The latest Adam Sandler/Netflix comedy has arrived. Is it any good?
After two misfires with The Ridiculous 6 and The Do Over, the third Netflix exclusive comedy from Adam Sandler teams him up with Steven Brill. The two had previously worked together on Little Nicky and Mr Deeds, but also made The Do Over. But moving away from action comedy and focusing more on character work, Sandy Wexler at least seems to take a step in the right direction.
Sandler plays Sandy Wexler a manager working trying to earn a living in 1990s Hollywood. He has a stable of artists, including puppeteer Ted Rafferty (Kevin James), daredevil Gary Roberts (Nick Swardson), and wrestler “Bedtime” Bobby Barnes (Terry Crewes). However, he lives in the pool house of a huge property owned by a Jewish Iranian Firuz, and despite his claims otherwise, he is clearly on the outskirts of show business.

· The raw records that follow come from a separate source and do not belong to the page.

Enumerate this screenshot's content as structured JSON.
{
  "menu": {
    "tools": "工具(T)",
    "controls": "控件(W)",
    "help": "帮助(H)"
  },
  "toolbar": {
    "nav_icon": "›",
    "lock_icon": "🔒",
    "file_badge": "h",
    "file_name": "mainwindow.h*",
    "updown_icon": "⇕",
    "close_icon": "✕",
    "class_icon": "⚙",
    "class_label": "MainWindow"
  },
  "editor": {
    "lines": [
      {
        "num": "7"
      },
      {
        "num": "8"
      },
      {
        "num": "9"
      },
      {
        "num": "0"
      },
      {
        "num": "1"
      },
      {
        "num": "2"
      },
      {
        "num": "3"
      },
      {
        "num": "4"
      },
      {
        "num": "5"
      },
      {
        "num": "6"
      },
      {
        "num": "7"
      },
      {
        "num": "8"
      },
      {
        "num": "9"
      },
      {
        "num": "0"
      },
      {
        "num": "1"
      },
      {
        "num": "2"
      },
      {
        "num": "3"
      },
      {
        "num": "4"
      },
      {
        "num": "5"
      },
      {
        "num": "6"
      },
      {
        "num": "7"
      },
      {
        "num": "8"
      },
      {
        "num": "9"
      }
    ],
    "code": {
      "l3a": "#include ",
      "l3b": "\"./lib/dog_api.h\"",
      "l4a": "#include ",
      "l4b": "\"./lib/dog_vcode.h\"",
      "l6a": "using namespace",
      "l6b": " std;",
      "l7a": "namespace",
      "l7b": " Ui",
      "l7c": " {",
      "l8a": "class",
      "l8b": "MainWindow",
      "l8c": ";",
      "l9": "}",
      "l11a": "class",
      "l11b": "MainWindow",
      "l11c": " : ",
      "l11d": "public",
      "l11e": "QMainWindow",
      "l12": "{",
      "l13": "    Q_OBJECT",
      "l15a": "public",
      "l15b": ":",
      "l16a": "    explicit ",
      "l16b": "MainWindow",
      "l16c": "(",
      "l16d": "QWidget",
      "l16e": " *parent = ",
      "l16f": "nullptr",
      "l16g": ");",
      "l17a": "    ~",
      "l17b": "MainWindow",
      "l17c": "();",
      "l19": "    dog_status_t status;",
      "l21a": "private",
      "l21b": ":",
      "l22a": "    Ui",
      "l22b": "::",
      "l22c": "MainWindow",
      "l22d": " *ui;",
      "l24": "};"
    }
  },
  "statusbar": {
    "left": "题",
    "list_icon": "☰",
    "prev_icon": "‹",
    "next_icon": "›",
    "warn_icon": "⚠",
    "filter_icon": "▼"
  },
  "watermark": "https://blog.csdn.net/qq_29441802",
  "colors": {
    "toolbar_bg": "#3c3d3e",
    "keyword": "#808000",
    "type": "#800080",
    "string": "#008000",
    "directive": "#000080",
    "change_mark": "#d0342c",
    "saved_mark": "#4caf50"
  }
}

When Wexler sees Courtney Chase (Jennifer Hudson) singing in a theme park, he realises he has discovered a real star. He also finds himself falling for her. Can Wexler guide her on the path to superstardom? What obstacles will they have to overcome on the way? And can he still make time for his other clients?
Jennifer Hudson is fantastic as the extremely talented singer – not too much of a stretch! – but your enjoyment of the film will be based on if you can get on board with the Wexler character. He’s deliberately annoying, but if you stick with him, at least Sandler has created a full character in Sandy Wexler. There’s a framing device that allows stars in the modern day to talk about Wexler in his “heyday”, and there are some real stars – Lorne Michaels, Jimmy Kimmel, Jay Leno, Conan O’Brien, Chris Rock, Dana Carvey among many others – that give the films a nice bit of gravitas. The period setting of 1990s Hollywood is really well done as well. Wexler meets Arsenio Hall at a news stand, Courtney does a MTV Unplugged show, and the mid-90s wrestling scenes look pretty realistic to WCW of that era. It’s cool to see Rikishi turn up as Bedtime’s opponent, and Terry Crewes might be the comedic highlight of the film. There are also a lot of cameo through Courtney Chase’s rise that I won’t spoil here, but they are a lot of fun, and don’t feel shoehorned in, even though some of them blatantly are!
Is this classic Sandler? No, it’s still a bit baggy at times, and not all of the jokes land, but it’s a lot better than his previous Netflix films. There’s plenty of mileage left in Sandler.
Until next time, stay gold, Ponyboy, stay gold. See you soonish.